Altitude: The factory is situated at approximately 1,750-1,800 m.a.s.l
Soil Type: The farmers benefits from deep red volcanic soils, rich in organic matter.
Varieties: The farmers grow SL 34 , SL 28, and Ruiru 11
Rainfall- Approx 1,200-1,500 mm per annum.
Muriranja Factory is located in Mugoiri location, Murang’a County.
Murang’a County is one of the five counties in the Central region of the Republic of Kenya. It is bordered to the North by Nyeri, to the South by Kiambu, to the West by Nyandarua and to the East by Kirinyaga, Embu and Machakos counties. Its largest town and capital is Murang’a.
Murang’a County is thought to be birthplace of the Kikuyu Community. Murang’a is also famed as the origin of the Mau Mau uprising.
Muriranja Factory is part of the Mugoiri Five Farmers Cooperative Society. Mugoiri 5 FCS comprises of Muriranja, Kiboi, Kahuro, Mirichu, Yamugwe, Rwaro and Kagaa among others. The FCS was established in the 1970s.
Muriranja Factory has around 500 members with around 180 ha under coffee. Muriranja produces around 90 MT of cherries annually.
The ripening of the cherry is closely monitored and when the time
is right the red cherry is hand picked into buckets early in the morning and carried to the wet mill. The harvested cherries are splayed out on a patio at the wet mill in the afternoon light, with underipes, overipes and any foreign object being removed before the mass of round red cherries are tipped into the hopper above the pulping station. Clean water (wet processing) is drawn up and poured into the hopper on top of the heaped cherries, funneling them down through a polished chute into the pulping house where the outer fruit is removed between two rotating abrasive slabs. As the now exposed coffee beans tumble out of the pulper into a channel of water, the floating beans are skimmed off, and the sinking denser beans pass out through a hole in the bottom spilling into the fermentation tanks were they spend the night.
The next day the coffee is handled to see if the sticky sweet mucilage has broken down, leaving a rough parchment coating, once “the feel” of the coffee meets the wet mill manager’s approval, water will be poured into the tanks to thoroughly wash the beans. Once washed, the sluice gates are lifted allowing the coffee to spill out into the washing

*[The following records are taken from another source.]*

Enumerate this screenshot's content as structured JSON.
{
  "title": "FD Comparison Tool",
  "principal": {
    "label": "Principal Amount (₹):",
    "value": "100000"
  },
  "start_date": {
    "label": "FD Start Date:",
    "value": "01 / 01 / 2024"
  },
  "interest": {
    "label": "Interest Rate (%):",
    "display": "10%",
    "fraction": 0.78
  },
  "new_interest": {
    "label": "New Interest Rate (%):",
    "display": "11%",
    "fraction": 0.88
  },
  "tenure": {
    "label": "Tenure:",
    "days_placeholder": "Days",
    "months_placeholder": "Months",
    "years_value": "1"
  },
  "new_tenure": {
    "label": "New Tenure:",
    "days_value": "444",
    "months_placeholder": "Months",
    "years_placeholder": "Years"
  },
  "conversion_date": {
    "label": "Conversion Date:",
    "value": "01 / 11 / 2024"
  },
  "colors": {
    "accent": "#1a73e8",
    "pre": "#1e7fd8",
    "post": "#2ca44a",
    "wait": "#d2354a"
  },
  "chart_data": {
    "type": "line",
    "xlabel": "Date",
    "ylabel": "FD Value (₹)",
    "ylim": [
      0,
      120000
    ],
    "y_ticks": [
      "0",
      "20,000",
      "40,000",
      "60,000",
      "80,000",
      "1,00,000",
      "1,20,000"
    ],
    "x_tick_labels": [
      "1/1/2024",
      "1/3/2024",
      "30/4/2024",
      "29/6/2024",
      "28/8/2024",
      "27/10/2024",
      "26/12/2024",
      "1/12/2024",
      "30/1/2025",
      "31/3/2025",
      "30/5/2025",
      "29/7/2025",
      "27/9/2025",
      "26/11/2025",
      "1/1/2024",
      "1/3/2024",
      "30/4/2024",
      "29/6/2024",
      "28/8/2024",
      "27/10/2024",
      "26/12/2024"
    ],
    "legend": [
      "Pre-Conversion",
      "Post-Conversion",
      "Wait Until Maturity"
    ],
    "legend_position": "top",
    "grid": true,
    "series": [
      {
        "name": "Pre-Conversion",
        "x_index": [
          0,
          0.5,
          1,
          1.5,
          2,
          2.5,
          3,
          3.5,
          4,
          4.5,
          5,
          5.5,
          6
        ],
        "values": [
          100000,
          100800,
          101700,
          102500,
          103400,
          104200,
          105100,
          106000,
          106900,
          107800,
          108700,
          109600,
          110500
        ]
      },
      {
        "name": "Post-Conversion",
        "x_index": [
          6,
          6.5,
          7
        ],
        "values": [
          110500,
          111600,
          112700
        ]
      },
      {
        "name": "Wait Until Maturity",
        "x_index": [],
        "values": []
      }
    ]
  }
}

channels, in here the coffee slides down the gently sloping tiled channel. Wooden shunts are used to repeatedly push the coffee by hand back to the top of the channel, this repeated action separates the denser beans as the lighter beans will race back to the bottom under the force of the gentle current, whilst the denser higher quality beans will idle there way slowly down. Sun drying of the parchment coffee on raised tables is done under careful supervision, the parchment coffee is covered up whenever there is sign of rain or the sun’s rays are too
harsh. The coffee is regularly checked for moisture and once it reaches the 10-12% target level, it will be bagged up for transport to the dry mill.
Harvest- The cooperative harvests its main harvest between Oct and Dec. Early crop is harvested in minimal quantities between April and July.